App and web page records
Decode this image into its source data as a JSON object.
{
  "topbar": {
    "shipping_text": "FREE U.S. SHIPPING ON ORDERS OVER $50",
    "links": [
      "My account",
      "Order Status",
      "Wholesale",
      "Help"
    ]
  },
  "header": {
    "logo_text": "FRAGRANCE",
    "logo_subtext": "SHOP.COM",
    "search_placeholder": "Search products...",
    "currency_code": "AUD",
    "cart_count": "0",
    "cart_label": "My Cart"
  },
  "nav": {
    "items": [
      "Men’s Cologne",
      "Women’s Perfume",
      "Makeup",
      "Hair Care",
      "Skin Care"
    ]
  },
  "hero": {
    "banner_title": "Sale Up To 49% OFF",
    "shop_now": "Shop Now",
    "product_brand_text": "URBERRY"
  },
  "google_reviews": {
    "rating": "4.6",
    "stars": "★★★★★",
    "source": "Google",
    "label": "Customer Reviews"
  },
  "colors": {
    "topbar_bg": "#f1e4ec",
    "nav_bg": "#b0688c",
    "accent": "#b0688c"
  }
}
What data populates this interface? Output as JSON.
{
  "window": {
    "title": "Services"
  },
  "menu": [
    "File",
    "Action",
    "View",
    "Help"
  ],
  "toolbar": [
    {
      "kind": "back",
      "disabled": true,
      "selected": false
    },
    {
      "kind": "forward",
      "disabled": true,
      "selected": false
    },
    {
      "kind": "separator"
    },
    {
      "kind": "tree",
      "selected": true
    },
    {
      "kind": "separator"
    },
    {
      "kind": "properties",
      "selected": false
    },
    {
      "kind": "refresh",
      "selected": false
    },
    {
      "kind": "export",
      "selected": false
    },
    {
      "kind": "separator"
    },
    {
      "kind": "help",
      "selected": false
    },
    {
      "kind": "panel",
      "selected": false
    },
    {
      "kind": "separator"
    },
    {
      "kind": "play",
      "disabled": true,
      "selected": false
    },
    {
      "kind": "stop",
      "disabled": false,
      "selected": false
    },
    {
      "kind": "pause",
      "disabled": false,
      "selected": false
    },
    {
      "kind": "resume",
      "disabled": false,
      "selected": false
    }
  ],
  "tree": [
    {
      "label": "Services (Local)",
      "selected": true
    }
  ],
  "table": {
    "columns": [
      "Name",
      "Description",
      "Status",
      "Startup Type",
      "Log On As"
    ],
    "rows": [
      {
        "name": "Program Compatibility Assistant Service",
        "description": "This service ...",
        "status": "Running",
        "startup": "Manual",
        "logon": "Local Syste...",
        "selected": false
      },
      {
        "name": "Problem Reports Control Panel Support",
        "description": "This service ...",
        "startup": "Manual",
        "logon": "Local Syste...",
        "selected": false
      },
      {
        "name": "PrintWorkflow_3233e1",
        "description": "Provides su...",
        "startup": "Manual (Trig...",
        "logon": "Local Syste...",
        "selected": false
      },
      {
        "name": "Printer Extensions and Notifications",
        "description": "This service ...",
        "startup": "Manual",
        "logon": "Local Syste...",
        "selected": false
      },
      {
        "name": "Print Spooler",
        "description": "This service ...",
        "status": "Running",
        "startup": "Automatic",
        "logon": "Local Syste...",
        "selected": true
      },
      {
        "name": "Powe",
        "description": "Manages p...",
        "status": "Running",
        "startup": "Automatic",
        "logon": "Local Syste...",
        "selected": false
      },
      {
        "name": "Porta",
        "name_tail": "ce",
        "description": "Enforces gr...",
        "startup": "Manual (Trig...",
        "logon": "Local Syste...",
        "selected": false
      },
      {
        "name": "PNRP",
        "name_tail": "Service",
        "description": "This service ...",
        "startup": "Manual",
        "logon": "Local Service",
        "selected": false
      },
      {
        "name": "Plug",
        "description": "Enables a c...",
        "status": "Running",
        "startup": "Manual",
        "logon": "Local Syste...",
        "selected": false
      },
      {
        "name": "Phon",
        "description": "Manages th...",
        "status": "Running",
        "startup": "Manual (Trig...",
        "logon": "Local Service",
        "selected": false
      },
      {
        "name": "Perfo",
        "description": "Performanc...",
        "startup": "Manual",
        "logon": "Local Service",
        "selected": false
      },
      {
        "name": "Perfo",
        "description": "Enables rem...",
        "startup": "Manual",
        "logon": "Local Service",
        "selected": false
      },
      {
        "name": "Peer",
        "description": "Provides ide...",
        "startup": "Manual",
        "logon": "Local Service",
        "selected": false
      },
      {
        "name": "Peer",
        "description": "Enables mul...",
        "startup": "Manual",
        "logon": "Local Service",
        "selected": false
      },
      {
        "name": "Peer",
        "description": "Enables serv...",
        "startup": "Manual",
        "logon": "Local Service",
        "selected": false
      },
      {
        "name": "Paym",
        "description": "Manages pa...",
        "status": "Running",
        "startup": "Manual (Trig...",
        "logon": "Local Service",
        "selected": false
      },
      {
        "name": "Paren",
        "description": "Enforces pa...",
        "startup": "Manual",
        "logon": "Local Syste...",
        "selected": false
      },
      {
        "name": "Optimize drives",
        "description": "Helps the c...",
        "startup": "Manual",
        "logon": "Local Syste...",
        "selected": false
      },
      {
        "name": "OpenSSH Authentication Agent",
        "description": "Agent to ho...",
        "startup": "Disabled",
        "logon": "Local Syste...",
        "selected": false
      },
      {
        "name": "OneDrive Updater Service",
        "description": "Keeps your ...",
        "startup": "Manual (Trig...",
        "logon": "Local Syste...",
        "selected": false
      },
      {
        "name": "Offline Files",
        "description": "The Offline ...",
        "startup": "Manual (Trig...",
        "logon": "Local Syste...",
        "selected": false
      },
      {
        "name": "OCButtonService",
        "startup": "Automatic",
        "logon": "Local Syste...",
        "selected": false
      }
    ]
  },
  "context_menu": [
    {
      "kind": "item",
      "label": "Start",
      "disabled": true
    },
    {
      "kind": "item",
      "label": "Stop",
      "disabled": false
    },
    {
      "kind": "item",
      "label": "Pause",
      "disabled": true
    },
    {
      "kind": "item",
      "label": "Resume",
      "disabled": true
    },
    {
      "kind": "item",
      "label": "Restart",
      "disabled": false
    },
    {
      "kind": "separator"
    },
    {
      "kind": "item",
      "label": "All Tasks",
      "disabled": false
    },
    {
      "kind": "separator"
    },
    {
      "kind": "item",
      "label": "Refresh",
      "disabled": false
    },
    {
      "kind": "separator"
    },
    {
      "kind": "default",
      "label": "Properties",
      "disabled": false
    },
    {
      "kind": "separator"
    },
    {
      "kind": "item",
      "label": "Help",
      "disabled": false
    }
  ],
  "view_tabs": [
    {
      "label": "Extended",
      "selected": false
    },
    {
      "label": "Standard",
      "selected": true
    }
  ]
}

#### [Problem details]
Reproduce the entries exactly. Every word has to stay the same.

#### [Response area]
Decode this image into its source data as a JSON object.
{
  "topbar": {
    "shipping_text": "FREE U.S. SHIPPING ON ORDERS OVER $50",
    "links": [
      "My account",
      "Order Status",
      "Wholesale",
      "Help"
    ]
  },
  "header": {
    "logo_text": "FRAGRANCE",
    "logo_subtext": "SHOP.COM",
    "search_placeholder": "Search products...",
    "currency_code": "AUD",
    "cart_count": "0",
    "cart_label": "My Cart"
  },
  "nav": {
    "items": [
      "Men’s Cologne",
      "Women’s Perfume",
      "Makeup",
      "Hair Care",
      "Skin Care"
    ]
  },
  "hero": {
    "banner_title": "Sale Up To 49% OFF",
    "shop_now": "Shop Now",
    "product_brand_text": "URBERRY"
  },
  "google_reviews": {
    "rating": "4.6",
    "stars": "★★★★★",
    "source": "Google",
    "label": "Customer Reviews"
  },
  "colors": {
    "topbar_bg": "#f1e4ec",
    "nav_bg": "#b0688c",
    "accent": "#b0688c"
  }
}
What data populates this interface? Output as JSON.
{
  "window": {
    "title": "Services"
  },
  "menu": [
    "File",
    "Action",
    "View",
    "Help"
  ],
  "toolbar": [
    {
      "kind": "back",
      "disabled": true,
      "selected": false
    },
    {
      "kind": "forward",
      "disabled": true,
      "selected": false
    },
    {
      "kind": "separator"
    },
    {
      "kind": "tree",
      "selected": true
    },
    {
      "kind": "separator"
    },
    {
      "kind": "properties",
      "selected": false
    },
    {
      "kind": "refresh",
      "selected": false
    },
    {
      "kind": "export",
      "selected": false
    },
    {
      "kind": "separator"
    },
    {
      "kind": "help",
      "selected": false
    },
    {
      "kind": "panel",
      "selected": false
    },
    {
      "kind": "separator"
    },
    {
      "kind": "play",
      "disabled": true,
      "selected": false
    },
    {
      "kind": "stop",
      "disabled": false,
      "selected": false
    },
    {
      "kind": "pause",
      "disabled": false,
      "selected": false
    },
    {
      "kind": "resume",
      "disabled": false,
      "selected": false
    }
  ],
  "tree": [
    {
      "label": "Services (Local)",
      "selected": true
    }
  ],
  "table": {
    "columns": [
      "Name",
      "Description",
      "Status",
      "Startup Type",
      "Log On As"
    ],
    "rows": [
      {
        "name": "Program Compatibility Assistant Service",
        "description": "This service ...",
        "status": "Running",
        "startup": "Manual",
        "logon": "Local Syste...",
        "selected": false
      },
      {
        "name": "Problem Reports Control Panel Support",
        "description": "This service ...",
        "startup": "Manual",
        "logon": "Local Syste...",
        "selected": false
      },
      {
        "name": "PrintWorkflow_3233e1",
        "description": "Provides su...",
        "startup": "Manual (Trig...",
        "logon": "Local Syste...",
        "selected": false
      },
      {
        "name": "Printer Extensions and Notifications",
        "description": "This service ...",
        "startup": "Manual",
        "logon": "Local Syste...",
        "selected": false
      },
      {
        "name": "Print Spooler",
        "description": "This service ...",
        "status": "Running",
        "startup": "Automatic",
        "logon": "Local Syste...",
        "selected": true
      },
      {
        "name": "Powe",
        "description": "Manages p...",
        "status": "Running",
        "startup": "Automatic",
        "logon": "Local Syste...",
        "selected": false
      },
      {
        "name": "Porta",
        "name_tail": "ce",
        "description": "Enforces gr...",
        "startup": "Manual (Trig...",
        "logon": "Local Syste...",
        "selected": false
      },
      {
        "name": "PNRP",
        "name_tail": "Service",
        "description": "This service ...",
        "startup": "Manual",
        "logon": "Local Service",
        "selected": false
      },
      {
        "name": "Plug",
        "description": "Enables a c...",
        "status": "Running",
        "startup": "Manual",
        "logon": "Local Syste...",
        "selected": false
      },
      {
        "name": "Phon",
        "description": "Manages th...",
        "status": "Running",
        "startup": "Manual (Trig...",
        "logon": "Local Service",
        "selected": false
      },
      {
        "name": "Perfo",
        "description": "Performanc...",
        "startup": "Manual",
        "logon": "Local Service",
        "selected": false
      },
      {
        "name": "Perfo",
        "description": "Enables rem...",
        "startup": "Manual",
        "logon": "Local Service",
        "selected": false
      },
      {
        "name": "Peer",
        "description": "Provides ide...",
        "startup": "Manual",
        "logon": "Local Service",
        "selected": false
      },
      {
        "name": "Peer",
        "description": "Enables mul...",
        "startup": "Manual",
        "logon": "Local Service",
        "selected": false
      },
      {
        "name": "Peer",
        "description": "Enables serv...",
        "startup": "Manual",
        "logon": "Local Service",
        "selected": false
      },
      {
        "name": "Paym",
        "description": "Manages pa...",
        "status": "Running",
        "startup": "Manual (Trig...",
        "logon": "Local Service",
        "selected": false
      },
      {
        "name": "Paren",
        "description": "Enforces pa...",
        "startup": "Manual",
        "logon": "Local Syste...",
        "selected": false
      },
      {
        "name": "Optimize drives",
        "description": "Helps the c...",
        "startup": "Manual",
        "logon": "Local Syste...",
        "selected": false
      },
      {
        "name": "OpenSSH Authentication Agent",
        "description": "Agent to ho...",
        "startup": "Disabled",
        "logon": "Local Syste...",
        "selected": false
      },
      {
        "name": "OneDrive Updater Service",
        "description": "Keeps your ...",
        "startup": "Manual (Trig...",
        "logon": "Local Syste...",
        "selected": false
      },
      {
        "name": "Offline Files",
        "description": "The Offline ...",
        "startup": "Manual (Trig...",
        "logon": "Local Syste...",
        "selected": false
      },
      {
        "name": "OCButtonService",
        "startup": "Automatic",
        "logon": "Local Syste...",
        "selected": false
      }
    ]
  },
  "context_menu": [
    {
      "kind": "item",
      "label": "Start",
      "disabled": true
    },
    {
      "kind": "item",
      "label": "Stop",
      "disabled": false
    },
    {
      "kind": "item",
      "label": "Pause",
      "disabled": true
    },
    {
      "kind": "item",
      "label": "Resume",
      "disabled": true
    },
    {
      "kind": "item",
      "label": "Restart",
      "disabled": false
    },
    {
      "kind": "separator"
    },
    {
      "kind": "item",
      "label": "All Tasks",
      "disabled": false
    },
    {
      "kind": "separator"
    },
    {
      "kind": "item",
      "label": "Refresh",
      "disabled": false
    },
    {
      "kind": "separator"
    },
    {
      "kind": "default",
      "label": "Properties",
      "disabled": false
    },
    {
      "kind": "separator"
    },
    {
      "kind": "item",
      "label": "Help",
      "disabled": false
    }
  ],
  "view_tabs": [
    {
      "label": "Extended",
      "selected": false
    },
    {
      "label": "Standard",
      "selected": true
    }
  ]
}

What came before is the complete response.